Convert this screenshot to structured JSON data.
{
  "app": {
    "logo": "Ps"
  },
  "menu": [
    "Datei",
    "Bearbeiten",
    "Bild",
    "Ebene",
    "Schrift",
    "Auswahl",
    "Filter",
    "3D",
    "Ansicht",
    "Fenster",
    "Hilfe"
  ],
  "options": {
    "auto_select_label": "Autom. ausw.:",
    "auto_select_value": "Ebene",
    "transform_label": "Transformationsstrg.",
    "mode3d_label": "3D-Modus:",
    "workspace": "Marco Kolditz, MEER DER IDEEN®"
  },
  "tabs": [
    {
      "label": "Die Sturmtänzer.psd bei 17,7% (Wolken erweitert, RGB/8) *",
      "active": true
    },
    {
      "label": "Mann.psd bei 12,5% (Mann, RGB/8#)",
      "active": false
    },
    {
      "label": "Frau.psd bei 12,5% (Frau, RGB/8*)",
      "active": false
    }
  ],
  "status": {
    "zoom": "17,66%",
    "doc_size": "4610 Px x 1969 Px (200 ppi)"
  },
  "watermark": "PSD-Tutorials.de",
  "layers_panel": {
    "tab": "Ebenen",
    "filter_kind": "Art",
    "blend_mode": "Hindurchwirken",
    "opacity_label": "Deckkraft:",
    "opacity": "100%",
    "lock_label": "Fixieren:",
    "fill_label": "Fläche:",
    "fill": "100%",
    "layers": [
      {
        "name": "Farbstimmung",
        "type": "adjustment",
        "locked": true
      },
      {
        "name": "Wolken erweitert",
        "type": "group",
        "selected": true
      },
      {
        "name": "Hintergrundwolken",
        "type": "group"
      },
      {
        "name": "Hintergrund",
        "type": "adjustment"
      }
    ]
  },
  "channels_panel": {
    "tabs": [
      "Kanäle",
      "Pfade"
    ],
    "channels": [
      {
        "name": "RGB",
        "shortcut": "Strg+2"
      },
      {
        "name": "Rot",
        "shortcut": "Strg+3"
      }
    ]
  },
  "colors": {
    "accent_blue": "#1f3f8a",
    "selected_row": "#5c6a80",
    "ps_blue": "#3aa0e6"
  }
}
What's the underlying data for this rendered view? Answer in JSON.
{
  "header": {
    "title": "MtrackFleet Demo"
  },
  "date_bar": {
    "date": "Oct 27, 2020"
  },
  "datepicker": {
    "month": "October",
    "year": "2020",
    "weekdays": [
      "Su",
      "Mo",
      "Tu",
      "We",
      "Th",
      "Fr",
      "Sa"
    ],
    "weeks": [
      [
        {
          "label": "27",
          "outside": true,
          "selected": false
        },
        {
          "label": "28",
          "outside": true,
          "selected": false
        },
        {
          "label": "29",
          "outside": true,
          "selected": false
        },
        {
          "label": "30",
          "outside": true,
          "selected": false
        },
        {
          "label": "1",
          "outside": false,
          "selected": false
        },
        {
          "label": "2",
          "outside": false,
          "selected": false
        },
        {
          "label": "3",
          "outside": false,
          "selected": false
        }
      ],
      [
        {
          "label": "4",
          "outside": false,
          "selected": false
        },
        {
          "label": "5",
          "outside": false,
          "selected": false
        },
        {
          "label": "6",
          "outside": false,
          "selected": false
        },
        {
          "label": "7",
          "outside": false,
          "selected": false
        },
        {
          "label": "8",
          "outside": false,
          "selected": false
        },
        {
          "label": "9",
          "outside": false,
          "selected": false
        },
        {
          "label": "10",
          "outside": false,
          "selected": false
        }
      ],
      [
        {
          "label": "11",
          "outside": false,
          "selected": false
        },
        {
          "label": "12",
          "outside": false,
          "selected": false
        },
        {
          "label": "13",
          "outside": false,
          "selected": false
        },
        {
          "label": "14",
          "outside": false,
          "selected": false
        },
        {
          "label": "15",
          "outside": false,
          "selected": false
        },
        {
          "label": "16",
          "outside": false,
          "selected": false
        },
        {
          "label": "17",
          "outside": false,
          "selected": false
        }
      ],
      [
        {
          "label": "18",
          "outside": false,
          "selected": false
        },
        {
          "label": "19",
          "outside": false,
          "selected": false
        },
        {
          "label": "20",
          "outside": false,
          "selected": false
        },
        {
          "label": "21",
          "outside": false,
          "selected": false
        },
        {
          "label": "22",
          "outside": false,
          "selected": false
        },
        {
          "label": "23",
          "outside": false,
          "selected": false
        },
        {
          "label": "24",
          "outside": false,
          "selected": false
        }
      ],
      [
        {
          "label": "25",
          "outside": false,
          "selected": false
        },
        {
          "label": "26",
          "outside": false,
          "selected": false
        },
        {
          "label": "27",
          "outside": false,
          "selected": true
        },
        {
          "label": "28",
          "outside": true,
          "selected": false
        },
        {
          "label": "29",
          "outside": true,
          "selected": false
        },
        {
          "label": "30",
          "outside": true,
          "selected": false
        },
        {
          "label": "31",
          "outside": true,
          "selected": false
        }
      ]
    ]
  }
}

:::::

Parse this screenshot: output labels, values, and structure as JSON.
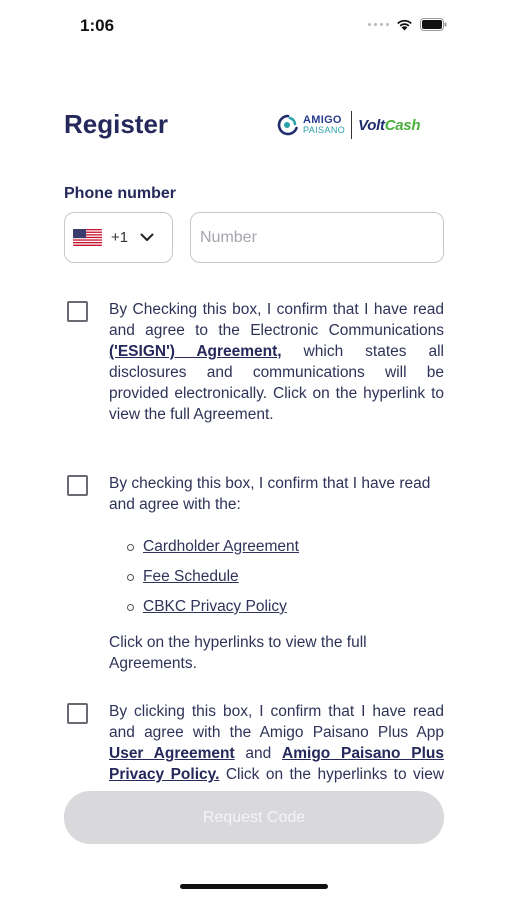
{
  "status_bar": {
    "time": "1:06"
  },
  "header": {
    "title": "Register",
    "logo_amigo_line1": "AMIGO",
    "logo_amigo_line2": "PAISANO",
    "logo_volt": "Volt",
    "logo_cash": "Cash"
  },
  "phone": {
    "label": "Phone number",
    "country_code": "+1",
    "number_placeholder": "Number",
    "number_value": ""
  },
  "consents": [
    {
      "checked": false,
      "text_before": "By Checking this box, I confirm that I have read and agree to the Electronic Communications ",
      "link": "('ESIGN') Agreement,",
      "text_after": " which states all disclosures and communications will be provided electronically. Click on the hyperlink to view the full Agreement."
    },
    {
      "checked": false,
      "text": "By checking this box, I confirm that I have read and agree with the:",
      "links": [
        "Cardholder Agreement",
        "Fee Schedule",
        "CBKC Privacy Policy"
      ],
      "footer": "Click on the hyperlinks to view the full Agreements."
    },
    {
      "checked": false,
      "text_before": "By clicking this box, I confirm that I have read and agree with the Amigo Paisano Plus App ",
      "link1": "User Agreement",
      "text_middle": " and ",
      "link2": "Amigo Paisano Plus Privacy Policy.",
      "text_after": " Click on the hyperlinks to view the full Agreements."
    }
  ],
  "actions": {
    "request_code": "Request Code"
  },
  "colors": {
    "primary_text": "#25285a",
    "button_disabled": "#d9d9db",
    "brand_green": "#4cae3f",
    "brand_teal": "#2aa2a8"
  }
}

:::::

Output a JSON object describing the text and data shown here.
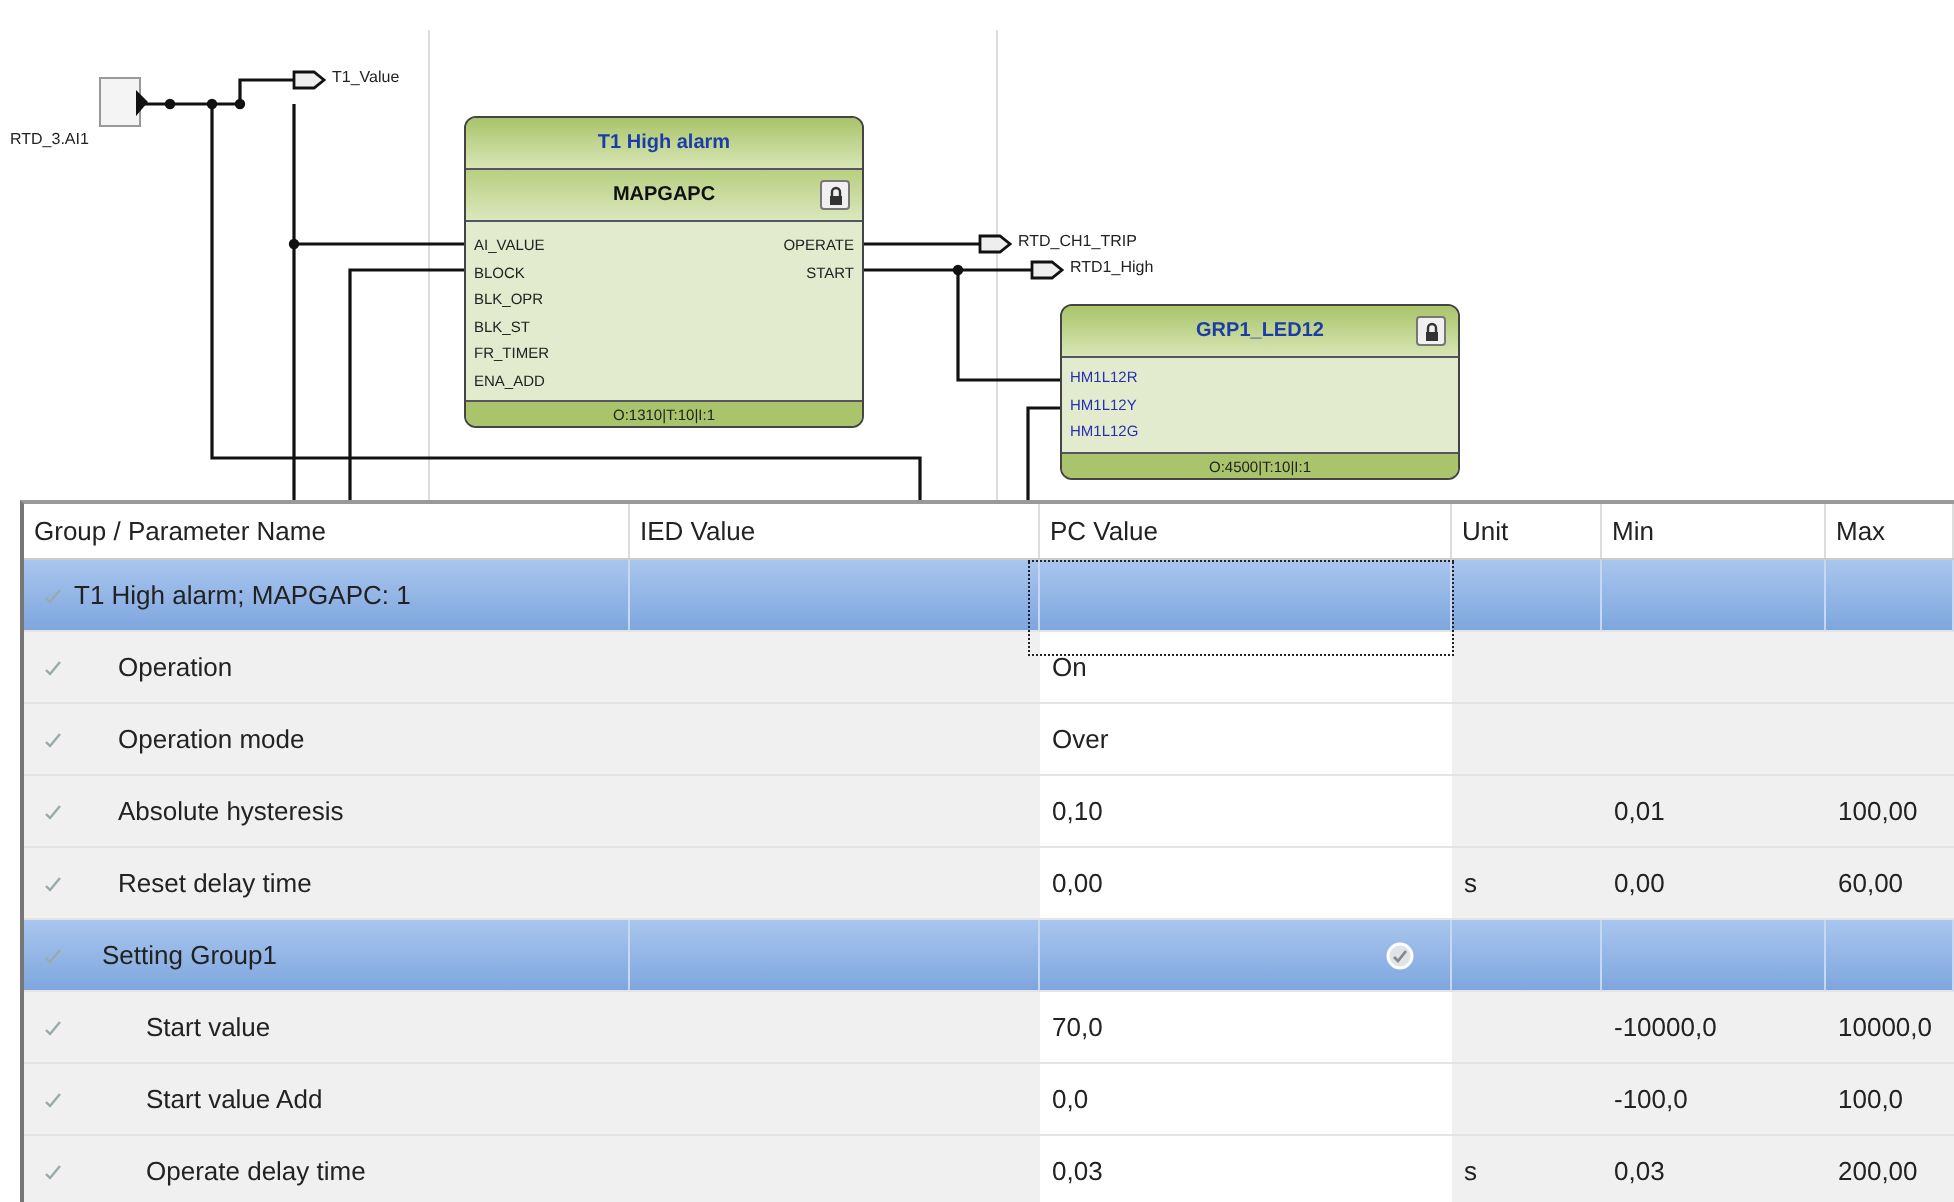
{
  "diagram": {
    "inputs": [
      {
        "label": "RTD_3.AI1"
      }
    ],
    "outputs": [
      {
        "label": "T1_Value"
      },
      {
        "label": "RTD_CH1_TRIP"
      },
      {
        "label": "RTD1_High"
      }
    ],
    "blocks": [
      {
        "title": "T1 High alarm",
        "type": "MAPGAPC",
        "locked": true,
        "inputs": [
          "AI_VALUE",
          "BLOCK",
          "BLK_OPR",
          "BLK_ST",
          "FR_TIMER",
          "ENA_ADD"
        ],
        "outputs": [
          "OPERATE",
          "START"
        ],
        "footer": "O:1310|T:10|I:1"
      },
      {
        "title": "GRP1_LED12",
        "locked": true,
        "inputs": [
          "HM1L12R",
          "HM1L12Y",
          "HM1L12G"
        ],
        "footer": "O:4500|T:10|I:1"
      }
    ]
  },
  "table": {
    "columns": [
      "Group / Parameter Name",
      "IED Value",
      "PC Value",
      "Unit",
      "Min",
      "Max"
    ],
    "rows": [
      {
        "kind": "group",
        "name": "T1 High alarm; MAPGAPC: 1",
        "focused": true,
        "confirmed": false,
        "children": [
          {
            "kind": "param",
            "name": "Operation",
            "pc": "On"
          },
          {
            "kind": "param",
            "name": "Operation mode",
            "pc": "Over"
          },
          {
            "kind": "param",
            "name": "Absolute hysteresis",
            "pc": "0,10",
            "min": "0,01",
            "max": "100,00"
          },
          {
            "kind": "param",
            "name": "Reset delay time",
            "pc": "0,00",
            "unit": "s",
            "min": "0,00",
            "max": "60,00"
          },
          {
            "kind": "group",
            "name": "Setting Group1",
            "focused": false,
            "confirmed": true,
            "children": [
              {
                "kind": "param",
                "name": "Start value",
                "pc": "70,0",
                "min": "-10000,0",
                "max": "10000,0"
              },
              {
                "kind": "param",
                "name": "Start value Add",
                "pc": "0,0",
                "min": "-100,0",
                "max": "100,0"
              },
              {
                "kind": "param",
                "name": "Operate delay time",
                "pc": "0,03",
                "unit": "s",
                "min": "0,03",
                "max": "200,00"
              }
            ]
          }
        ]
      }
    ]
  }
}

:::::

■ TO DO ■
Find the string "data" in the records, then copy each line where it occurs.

■ RESPONSE AREA ■
Convert this screenshot to structured JSON data.
What's the underlying data for this rendered view? Answer in JSON.
Output a JSON object describing the text and data shown here.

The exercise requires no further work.